which will join athletes and fans in the Greenhouse during the upcoming season. The mascot in knight’s armor, which the college has dubbed Louie, may be new to SCCC, but he’s been around for a long time — 800 years to be exact. Louis IX, King of France is the only knight and crusader to be named a saint, and his life offers more than enough inspiration for students with big dreams. Born in 1214, Louis became a king at age 12, and worked for years to unify the many parts of France. He protected the working people from oppression, promoted the notion that laws be written down, and eliminated trial by ordeal: No more walking across a bed of hot coals to prove one’s innocence. “Louis was pretty awesome,” said Roy Allen, SCCC Assistant Athletic Director. “You hear the word ‘Saint,’ and think of a

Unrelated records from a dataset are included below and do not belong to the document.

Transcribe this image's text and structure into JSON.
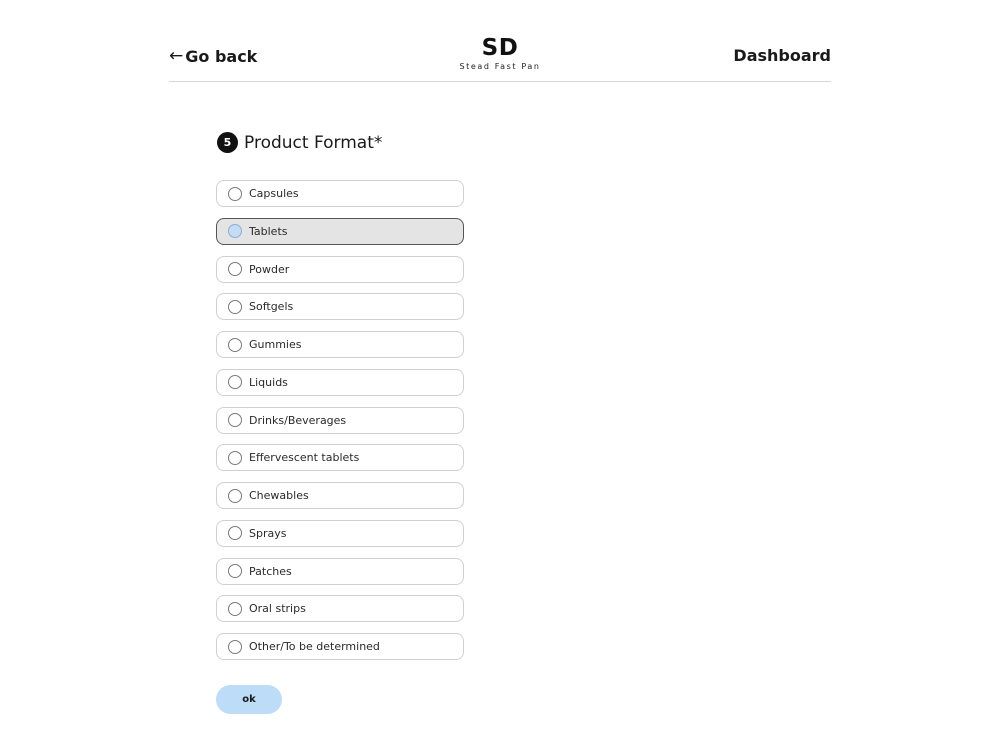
{
  "header": {
    "back_arrow": "←",
    "back_label": "Go back",
    "logo": "SD",
    "tagline": "Stead Fast Pan",
    "dashboard_label": "Dashboard"
  },
  "question": {
    "step": "5",
    "title": "Product Format*"
  },
  "options": [
    {
      "label": "Capsules",
      "selected": false
    },
    {
      "label": "Tablets",
      "selected": true
    },
    {
      "label": "Powder",
      "selected": false
    },
    {
      "label": "Softgels",
      "selected": false
    },
    {
      "label": "Gummies",
      "selected": false
    },
    {
      "label": "Liquids",
      "selected": false
    },
    {
      "label": "Drinks/Beverages",
      "selected": false
    },
    {
      "label": "Effervescent tablets",
      "selected": false
    },
    {
      "label": "Chewables",
      "selected": false
    },
    {
      "label": "Sprays",
      "selected": false
    },
    {
      "label": "Patches",
      "selected": false
    },
    {
      "label": "Oral strips",
      "selected": false
    },
    {
      "label": "Other/To be determined",
      "selected": false
    }
  ],
  "ok_label": "ok",
  "colors": {
    "accent": "#bcdcf7",
    "selected_bg": "#e4e4e4",
    "badge": "#111111"
  }
}
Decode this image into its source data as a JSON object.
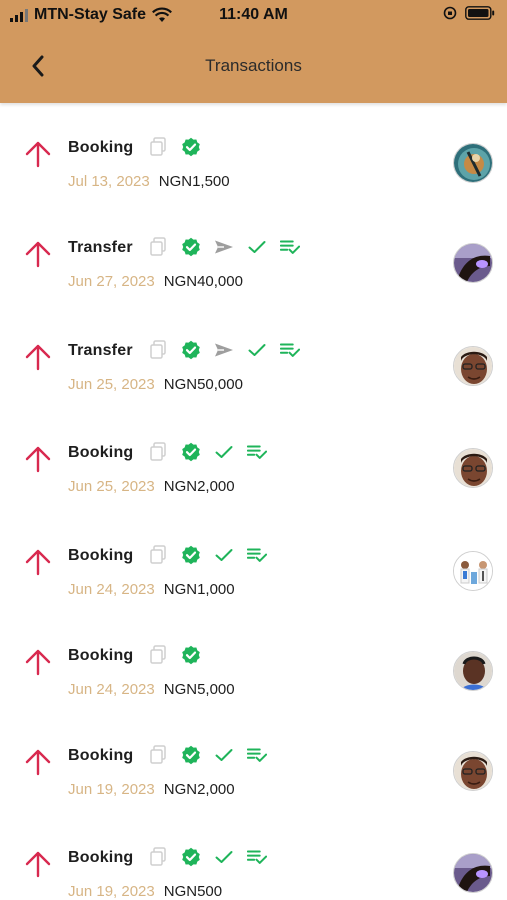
{
  "status_bar": {
    "carrier": "MTN-Stay Safe",
    "time": "11:40 AM"
  },
  "header": {
    "title": "Transactions"
  },
  "colors": {
    "header_bg": "#d2995f",
    "arrow": "#d8294f",
    "verified": "#1fb45a",
    "date": "#d7b585"
  },
  "transactions": [
    {
      "type": "Booking",
      "date": "Jul 13, 2023",
      "amount": "NGN1,500"
    },
    {
      "type": "Transfer",
      "date": "Jun 27, 2023",
      "amount": "NGN40,000"
    },
    {
      "type": "Transfer",
      "date": "Jun 25, 2023",
      "amount": "NGN50,000"
    },
    {
      "type": "Booking",
      "date": "Jun 25, 2023",
      "amount": "NGN2,000"
    },
    {
      "type": "Booking",
      "date": "Jun 24, 2023",
      "amount": "NGN1,000"
    },
    {
      "type": "Booking",
      "date": "Jun 24, 2023",
      "amount": "NGN5,000"
    },
    {
      "type": "Booking",
      "date": "Jun 19, 2023",
      "amount": "NGN2,000"
    },
    {
      "type": "Booking",
      "date": "Jun 19, 2023",
      "amount": "NGN500"
    }
  ]
}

centuries, it is easy enough to scowl in disgust at the Crusades. Religion, after all, is nothing to fight wars over,” notes Thomas F. Madden, associate professor and chair of the Department of History at Saint Louis University. “And yet, both the medieval and the modern soldier fight ultimately for their own world and all that makes it up. Both are willing to suffer enormous sacrifice, provided that it is in the service of something they hold dear, something greater than themselves.” King Louis IX died at age 56 and many of his accomplishments lived after him, serving as beacons of light. Louis wrote out his ideas of government in a set of precepts which he gave to his son, Philip. They say, in essence: "Love God, do justice, and serve the poor.” When Louis “visits” the SCCC Greenhouse, Allen said, “We hope he’ll inspire our fans. There’s a lot to admire about somebody who made the most of the opportunities he had, and was willing to keep fighting no matter what the odds.” With support from the SCCC Booster Club, Allen said, the athletic department is in the process of ordering the mascot suit for use during the upcoming season.
As the school semester comes to a close, students express their opinions on school policies, give studying advice and pay tribute to a retir...